Education is vital for the security of the world because extremism grows alongside inequality in places where people feel they have no opportunity, no voice, no hope.’
It is absolutely impossible not to be inspired and humbled by this girl and her story, and her advocacy as a result. As a privileged Starbucks drinking, Lululemon wearing white girl born and raised in Canada, reading Ms. Yousafzia’s speech reminded me yet again about the realities of what is ‘hard’ in this world.
To not have the simple luxury of education, I cannot imagine. My parents always told me from a young age that there are people in the world who do not have the things that we do in Canada. As a 19-21 year old, I traveled a lot and witnessed that my parents, along with Unicef advertisements on TV, were not lying.
But to not have education? And now, as an adult female who engulfs herself in education, and feels she isn’t moving forward, not accomplishing, not progressing or challenging herself if she’s not involved in some kind of active learning… I just realize how lucky I am. How lucky the children of Canada are. Education is handed to them. And as teenagers we go to school, complain about it, skip class and are rude to our teachers.
Even something as simple as having access to internet that isn’t blocked or monitored (at least not the way other countries are monitored), opens up a whole world of free information. We have endless options and are encouraged to explore our ideas. Yes, post secondary is expensive, and that is a whole other topic for another post, but for the most part, education is available and obtainable in Canada.
Malala asked Canada to take the lead on female education and be an example for the rest of the world.
‘I stand with girls as someone who knows what it is like to flee your home and wonder if you will ever be able to go back to school. I stand with girls as someone who knows how it feels to have the right of education taken away and your dreams threatened. I know where I stand. If you stand with me, I ask you to seize every opportunity for girls’ education over the next year.
Dear Canada, I am asking you to lead once again:
- First, make girls’ education a central theme of your G7 Presidency next year.
- Second, use your influence to fill the global education funding gap to raise billions of dollars and save lives, when you hosted the global fund’s replenishment in Montreal last year. Show the same leadership for education.
- Host the upcoming replenishment of the Global Partnership for Education, bring all leaders together and raise new funding for girls to go to school. If Canada leads, I know the world will follow.
- Finally, prioritize 12 years of school for refugees. Today only a quarter of refugee children can get secondary education. We should not ask children who flee their homes to also give up their dreams. We must recognize that young refugees are future leaders on whom we all depend for peace.

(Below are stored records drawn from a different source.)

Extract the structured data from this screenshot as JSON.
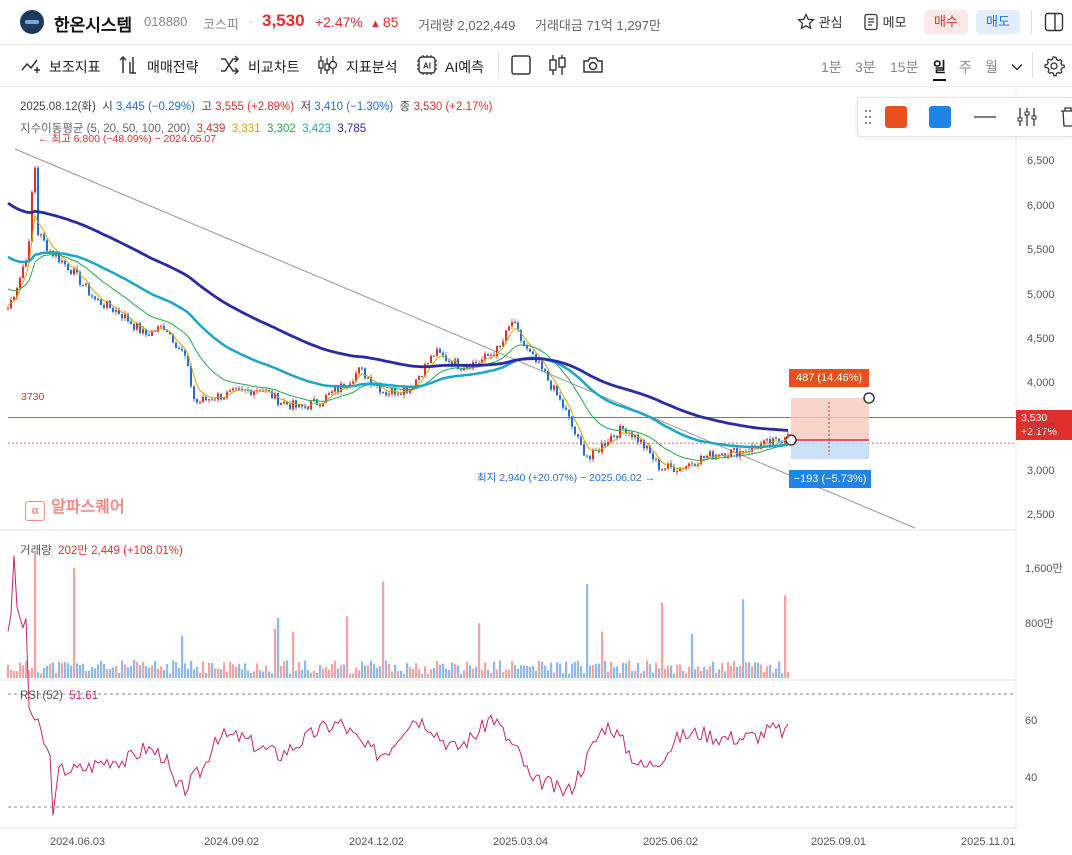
{
  "header": {
    "name": "한온시스템",
    "code": "018880",
    "market": "코스피",
    "dot": "·",
    "price": "3,530",
    "pct": "+2.47%",
    "change": "85",
    "volume": "거래량 2,022,449",
    "amount": "거래대금 71억 1,297만",
    "watch": "관심",
    "memo": "메모",
    "buy": "매수",
    "sell": "매도"
  },
  "toolbar": {
    "items": [
      "보조지표",
      "매매전략",
      "비교차트",
      "지표분석",
      "AI예측"
    ],
    "timeframes": [
      "1분",
      "3분",
      "15분",
      "일",
      "주",
      "월"
    ],
    "selected": "일"
  },
  "info": {
    "date": "2025.08.12(화)",
    "open_label": "시",
    "open": "3,445 (−0.29%)",
    "high_label": "고",
    "high": "3,555 (+2.89%)",
    "low_label": "저",
    "low": "3,410 (−1.30%)",
    "close_label": "종",
    "close": "3,530 (+2.17%)",
    "ma_label": "지수이동평균 (5, 20, 50, 100, 200)",
    "ma_values": [
      "3,439",
      "3,331",
      "3,302",
      "3,423",
      "3,785"
    ],
    "max_label": "최고 6,800 (−48.09%) − 2024.05.07",
    "min_label": "최지 2,940 (+20.07%) − 2025.06.02",
    "hline_label": "3730",
    "current_tag": "3,530",
    "current_tag_pct": "+2.17%",
    "up_box": "487 (14.46%)",
    "down_box": "−193 (−5.73%)",
    "watermark": "알파스퀘어"
  },
  "price_axis": [
    "6,500",
    "6,000",
    "5,500",
    "5,000",
    "4,500",
    "4,000",
    "3,500",
    "3,000",
    "2,500"
  ],
  "volume": {
    "label": "거래량",
    "value": "202만 2,449 (+108.01%)",
    "axis": [
      "1,600만",
      "800만"
    ]
  },
  "rsi": {
    "label": "RSI (52)",
    "value": "51.61",
    "axis": [
      "60",
      "40"
    ]
  },
  "date_axis": [
    "2024.06.03",
    "2024.09.02",
    "2024.12.02",
    "2025.03.04",
    "2025.06.02",
    "2025.09.01",
    "2025.11.01"
  ],
  "colors": {
    "up": "#e0302e",
    "down": "#1f6fd8",
    "ma5": "#e0302e",
    "ma20": "#d9a400",
    "ma50": "#27a84f",
    "ma100": "#1aa6c8",
    "ma200": "#2a2aa8",
    "rsi": "#c8246e",
    "draw_red": "#e8501f",
    "draw_blue": "#1f84e8"
  }
}
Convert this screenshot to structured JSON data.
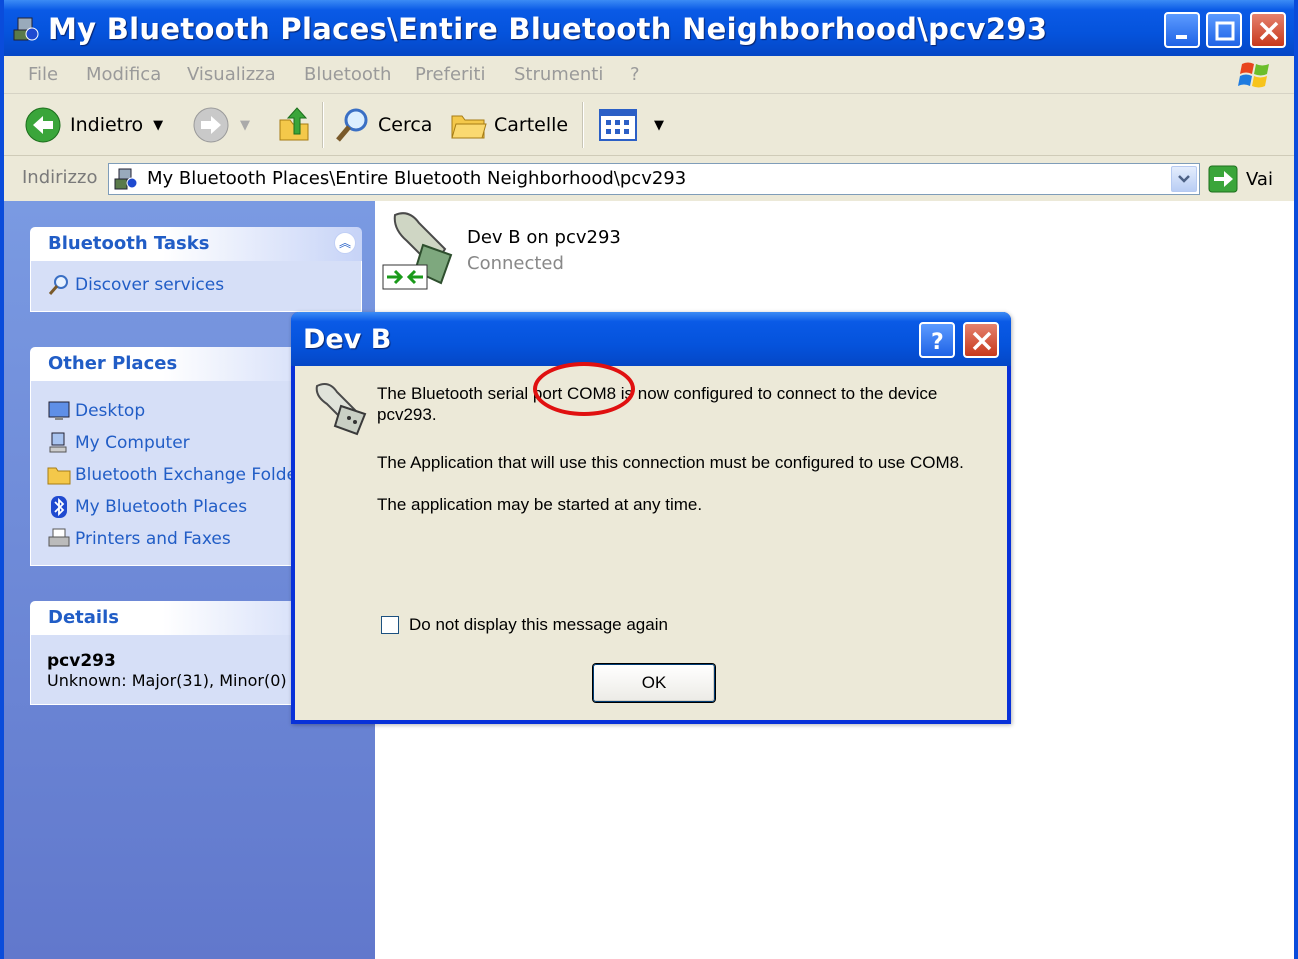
{
  "window": {
    "title": "My Bluetooth Places\\Entire Bluetooth Neighborhood\\pcv293"
  },
  "menubar": {
    "items": [
      "File",
      "Modifica",
      "Visualizza",
      "Bluetooth",
      "Preferiti",
      "Strumenti",
      "?"
    ]
  },
  "toolbar": {
    "back_label": "Indietro",
    "search_label": "Cerca",
    "folders_label": "Cartelle"
  },
  "addressbar": {
    "label": "Indirizzo",
    "value": "My Bluetooth Places\\Entire Bluetooth Neighborhood\\pcv293",
    "go_label": "Vai"
  },
  "sidebar": {
    "bluetooth_tasks": {
      "title": "Bluetooth Tasks",
      "items": [
        "Discover services"
      ]
    },
    "other_places": {
      "title": "Other Places",
      "items": [
        "Desktop",
        "My Computer",
        "Bluetooth Exchange Folder",
        "My Bluetooth Places",
        "Printers and Faxes"
      ]
    },
    "details": {
      "title": "Details",
      "name": "pcv293",
      "info": "Unknown: Major(31), Minor(0)"
    }
  },
  "content": {
    "item_name": "Dev B on pcv293",
    "item_status": "Connected"
  },
  "dialog": {
    "title": "Dev B",
    "line1": "The Bluetooth serial port COM8 is now configured to connect to the device",
    "line2": "pcv293.",
    "line3": "The Application that will use this connection must be configured to use COM8.",
    "line4": "The application may be started at any time.",
    "checkbox_label": "Do not display this message again",
    "checkbox_checked": false,
    "ok_label": "OK"
  },
  "colors": {
    "titlebar": "#0553DC",
    "sidebar": "#6E8AD8",
    "link": "#215DC6",
    "highlight_circle": "#E01010"
  }
}
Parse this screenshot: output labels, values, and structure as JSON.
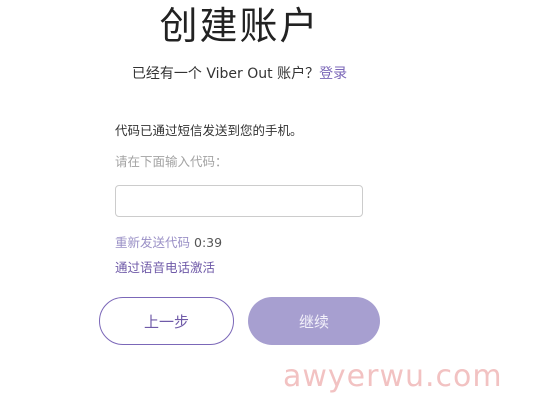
{
  "header": {
    "title": "创建账户",
    "have_account_text": "已经有一个 Viber Out 账户？",
    "login_link": "登录"
  },
  "form": {
    "sent_message": "代码已通过短信发送到您的手机。",
    "code_label": "请在下面输入代码：",
    "code_value": "",
    "resend_link": "重新发送代码",
    "resend_timer": "0:39",
    "voice_link": "通过语音电话激活"
  },
  "buttons": {
    "back_label": "上一步",
    "continue_label": "继续"
  },
  "watermark": {
    "text": "awyerwu.com"
  },
  "colors": {
    "accent": "#7b67b8",
    "continue_disabled": "#a79fd0",
    "link_muted": "#9a90c6"
  }
}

The world needs leadership. The world needs leadership based on serving humanity, not based on how many weapons you have. Canada can take that lead.’
Of course I haven’t lived 32 years without recognizing that I take the ability to go to school for granted. I just feel like it hasn’t hit home the way it did while reading this young lady’s speech. Some would view her speech and call for action as feminism. I would hope that most would see it as an act of ‘humanism’.
Malala didn’t have to convince me. She just had to speak.
I stand with girls.